Who’s using what? Technology in today’s law offices January 15, 2005 Managing Editor Regular News Who’s using what? Mark D. Killian Managing Editor As a sign of the growing impact of technology in the practice of law, two-thirds of Florida’s lawyers now prefer using computer online services to conduct legal research, according to The Florida Bar’s 2004 Economics and Law Office Management Survey.Sixty-six percent of respondents said they prefer conducting online research and the younger the lawyer, the greater their preference for online services. The survey found 87 percent of respondents under 35 prefer online research, compared with 71 percent of those 36 to 49 years old, and 55 percent of those 50 to 65. Almost all respondents (96 percent) over 65 still prefer books, manuals, or printed materials for legal research.Fifty-four percent of those surveyed listed Westlaw as their preferred legal research provider, followed by 18 percent who said they prefer Lexis/Nexis, and 12 percent who use a combination of both.

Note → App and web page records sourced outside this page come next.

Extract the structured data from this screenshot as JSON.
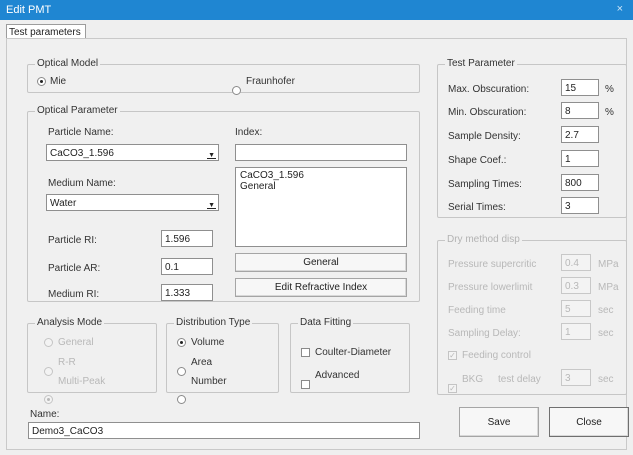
{
  "window": {
    "title": "Edit PMT",
    "close_glyph": "×"
  },
  "tabs": [
    {
      "label": "Test parameters"
    }
  ],
  "optical_model": {
    "legend": "Optical Model",
    "options": [
      {
        "label": "Mie",
        "checked": true
      },
      {
        "label": "Fraunhofer",
        "checked": false
      }
    ]
  },
  "optical_parameter": {
    "legend": "Optical Parameter",
    "particle_name_label": "Particle Name:",
    "particle_name_value": "CaCO3_1.596",
    "index_label": "Index:",
    "index_value": "",
    "medium_name_label": "Medium Name:",
    "medium_name_value": "Water",
    "index_list": [
      "CaCO3_1.596",
      "General"
    ],
    "particle_ri_label": "Particle RI:",
    "particle_ri_value": "1.596",
    "particle_ar_label": "Particle AR:",
    "particle_ar_value": "0.1",
    "medium_ri_label": "Medium RI:",
    "medium_ri_value": "1.333",
    "general_button": "General",
    "edit_refractive_button": "Edit Refractive Index"
  },
  "analysis_mode": {
    "legend": "Analysis Mode",
    "options": [
      {
        "label": "General",
        "checked": false
      },
      {
        "label": "R-R",
        "checked": false
      },
      {
        "label": "Multi-Peak",
        "checked": true
      }
    ]
  },
  "distribution_type": {
    "legend": "Distribution Type",
    "options": [
      {
        "label": "Volume",
        "checked": true
      },
      {
        "label": "Area",
        "checked": false
      },
      {
        "label": "Number",
        "checked": false
      }
    ]
  },
  "data_fitting": {
    "legend": "Data Fitting",
    "options": [
      {
        "label": "Coulter-Diameter",
        "checked": false
      },
      {
        "label": "Advanced",
        "checked": false
      }
    ]
  },
  "name_field": {
    "label": "Name:",
    "value": "Demo3_CaCO3"
  },
  "test_parameter": {
    "legend": "Test Parameter",
    "rows": [
      {
        "label": "Max. Obscuration:",
        "value": "15",
        "unit": "%"
      },
      {
        "label": "Min. Obscuration:",
        "value": "8",
        "unit": "%"
      },
      {
        "label": "Sample Density:",
        "value": "2.7",
        "unit": ""
      },
      {
        "label": "Shape Coef.:",
        "value": "1",
        "unit": ""
      },
      {
        "label": "Sampling Times:",
        "value": "800",
        "unit": ""
      },
      {
        "label": "Serial Times:",
        "value": "3",
        "unit": ""
      }
    ]
  },
  "dry_method": {
    "legend": "Dry method disp",
    "rows": [
      {
        "label": "Pressure supercritic",
        "value": "0.4",
        "unit": "MPa"
      },
      {
        "label": "Pressure lowerlimit",
        "value": "0.3",
        "unit": "MPa"
      },
      {
        "label": "Feeding time",
        "value": "5",
        "unit": "sec"
      },
      {
        "label": "Sampling Delay:",
        "value": "1",
        "unit": "sec"
      }
    ],
    "feeding_control_label": "Feeding control",
    "bkg_label": "BKG",
    "test_delay_label": "test delay",
    "bkg_value": "3",
    "bkg_unit": "sec"
  },
  "buttons": {
    "save": "Save",
    "close": "Close"
  }
}
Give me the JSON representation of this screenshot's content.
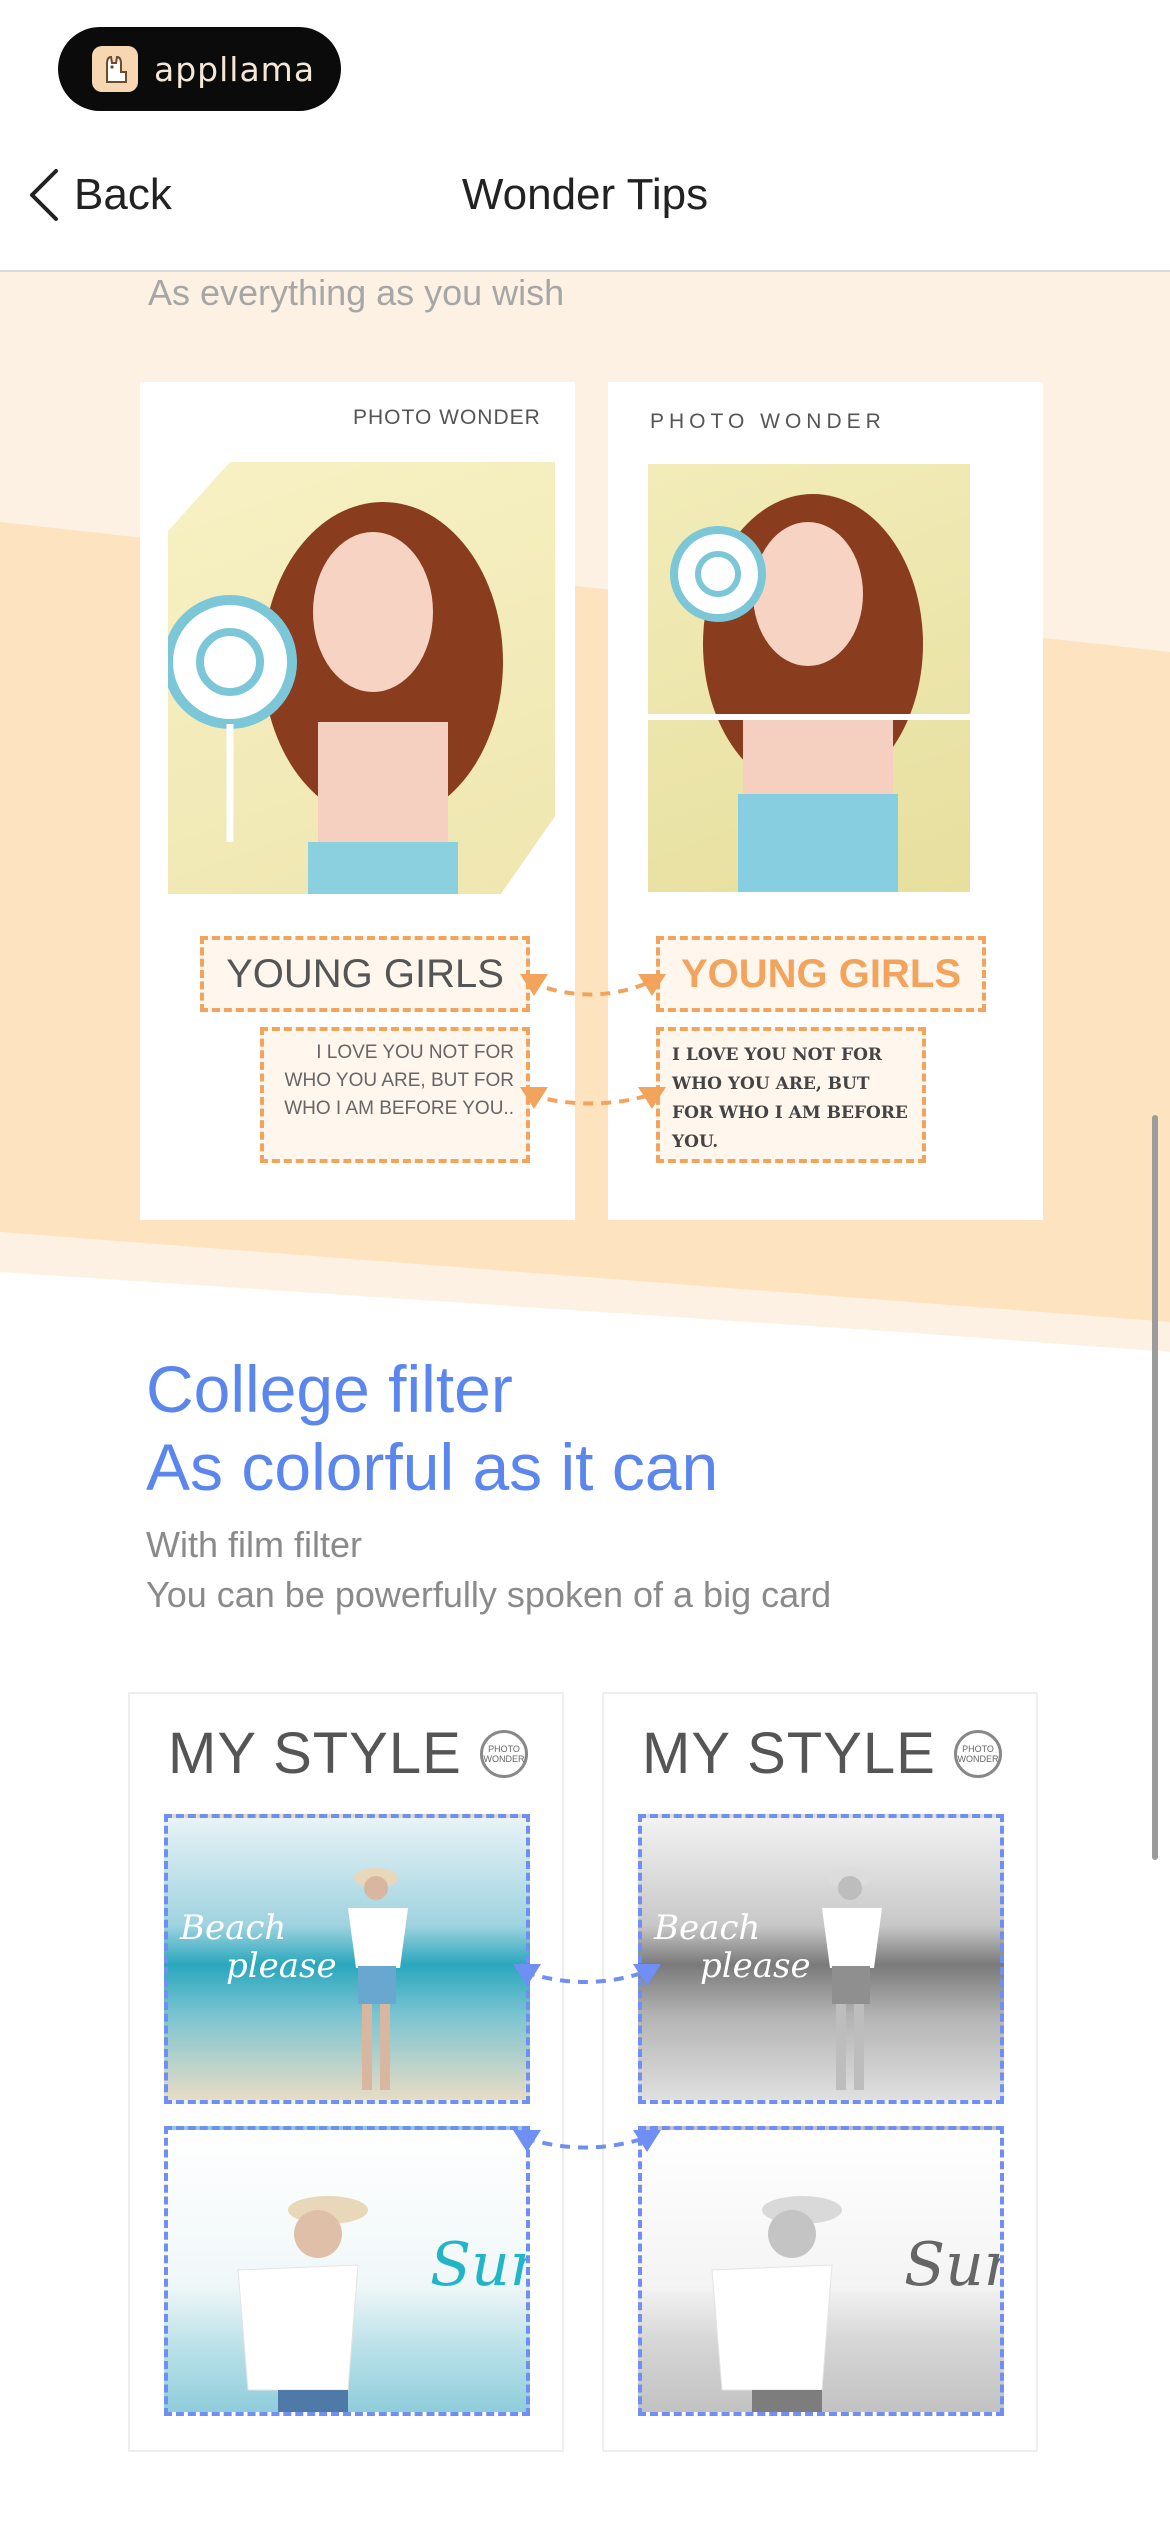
{
  "brand": {
    "name": "appllama",
    "logo_icon": "llama-icon"
  },
  "nav": {
    "back_label": "Back",
    "title": "Wonder Tips"
  },
  "section1": {
    "caption": "As everything as you wish",
    "left_card": {
      "header": "PHOTO WONDER",
      "title": "YOUNG GIRLS",
      "body": "I LOVE YOU NOT FOR WHO YOU ARE, BUT FOR WHO I AM BEFORE YOU.."
    },
    "right_card": {
      "header": "PHOTO WONDER",
      "title": "YOUNG GIRLS",
      "body": "I LOVE YOU NOT FOR WHO YOU ARE, BUT FOR WHO I AM BEFORE YOU."
    }
  },
  "section2": {
    "heading_line1": "College filter",
    "heading_line2": "As colorful as it can",
    "sub_line1": "With film filter",
    "sub_line2": "You can be powerfully spoken of a big card",
    "left_card": {
      "title": "MY STYLE",
      "badge": "PHOTO WONDER",
      "photo1_text_a": "Beach",
      "photo1_text_b": "please",
      "photo2_text": "Sum"
    },
    "right_card": {
      "title": "MY STYLE",
      "badge": "PHOTO WONDER",
      "photo1_text_a": "Beach",
      "photo1_text_b": "please",
      "photo2_text": "Sum"
    }
  },
  "colors": {
    "accent_blue": "#5b86ee",
    "accent_orange": "#f2a35c",
    "cream": "#fdebd3"
  }
}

The most frequently mentioned responses for the 16 percent who said they used other services were Versus Law, Lois Law, and Find Law.For operating system, 60 percent of respondents said their offices use Windows XP, followed by 20 percent with Windows NT. The other 20 percent report using Windows 98 or 98e or Windows 2000.For word processing software, 51 percent report they use Microsoft Word, while 24 percent use WordPerfect, and 25 percent use a combination of both word processing programs.When asked about time billing accounting software, the highest response was Timeslips, with 15 percent; followed by PC Law, 7 percent; Juris, 5 percent; TABS, 4 percent; Perfect Practice, 2 percent; and less than 1 percent of respondents use Perfect Law. Of the 24 percent who indicated they use other billing software, the most frequently listed responses were Quickbooks, Prolaw, Amicus, DTE, and CMS.ProDoc leads the way for Florida firms that use document management software with 8 percent, followed by Client Profiles, 6 percent; iManage (Interwoven) 3 percent; Hummingbird/PC Docs, 2 percent; and Worldox, less than 1 percent. Of the 16 percent who listed “other,” the most frequent responses were ProLaw, Time Matters, and Docs Open.The rundown for practice management software is as follows: Time Matters, 7 percent; Client Profiles, 6 percent; Amicus Attorney, 6 percent; Abacus, 2 percent; and Perfect Law, less than 1 percent. The most frequently listed others are Practice Master, Prolaw, and PC Law.Respondents listed QuickBooks as the most used accounting-only software at 24 percent; followed by Quicken, 9 percent; and Peachtree, 1 percent. Others listed software included PC Law, Microsoft Money, and Prolaw.